In May, Mercer County Prosecutor Angelo J. Onofri announced that township health officer Jeff Plunkett, 62, and Todd Bencivengo, 56, each had been charged with two counts of third-degree animal cruelty and one count of second-degree official misconduct. Bencivengo retired in March as the supervisor of the Hamilton Township Animal Shelter.
Then, on July 10, the New Jersey Department of Health notified Plunkett of its intent to revoke his license, citing a failure to ensure safe and sanitary conditions at restaurants and the animal shelter in the township. Plunkett appealed the decision. No hearing had been scheduled yet, as of Aug. 22, according to the state Office of Administrative Law.
Hamilton Township Mayor Kelly Yaede said in July that DOH’s argument is misleading because state and township codes do not explicitly require a restaurant be inspected annually. Instead, she said, it is the township’s understanding that the health department may inspect a restaurant as often as it deems necessary.
This contradicts a statement made by Plunkett in December 2014, when he claimed township inspects every restaurant in Hamilton twice a year.
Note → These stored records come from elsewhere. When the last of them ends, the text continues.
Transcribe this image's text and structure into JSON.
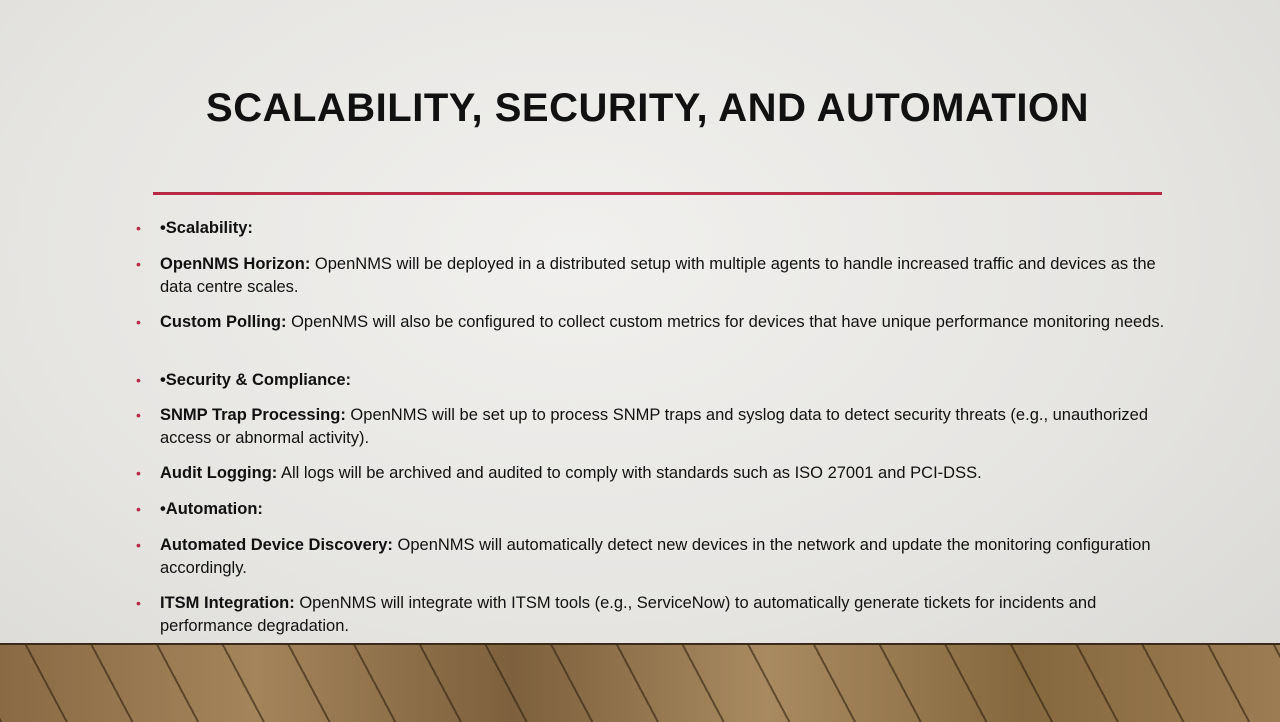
{
  "title": "SCALABILITY, SECURITY, AND AUTOMATION",
  "accent_color": "#b82a43",
  "items": [
    {
      "bold": "•Scalability:",
      "text": ""
    },
    {
      "bold": "OpenNMS Horizon:",
      "text": " OpenNMS will be deployed in a distributed setup with multiple agents to handle increased traffic and devices as the data centre scales."
    },
    {
      "bold": "Custom Polling:",
      "text": " OpenNMS will also be configured to collect custom metrics for devices that have unique performance monitoring needs."
    },
    {
      "bold": "•Security & Compliance:",
      "text": ""
    },
    {
      "bold": "SNMP Trap Processing:",
      "text": " OpenNMS will be set up to process SNMP traps and syslog data to detect security threats (e.g., unauthorized access or abnormal activity)."
    },
    {
      "bold": "Audit Logging:",
      "text": " All logs will be archived and audited to comply with standards such as ISO 27001 and PCI-DSS."
    },
    {
      "bold": "•Automation:",
      "text": ""
    },
    {
      "bold": "Automated Device Discovery:",
      "text": " OpenNMS will automatically detect new devices in the network and update the monitoring configuration accordingly."
    },
    {
      "bold": "ITSM Integration:",
      "text": " OpenNMS will integrate with ITSM tools (e.g., ServiceNow) to automatically generate tickets for incidents and performance degradation."
    }
  ]
}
Yaede also said, in an interview with the Hamilton Post, that Plunkett told the township board of health as recently as February 2019 that every attempt is made to inspect “major facilities” within the township every year. She did not specify what qualifies a business as major.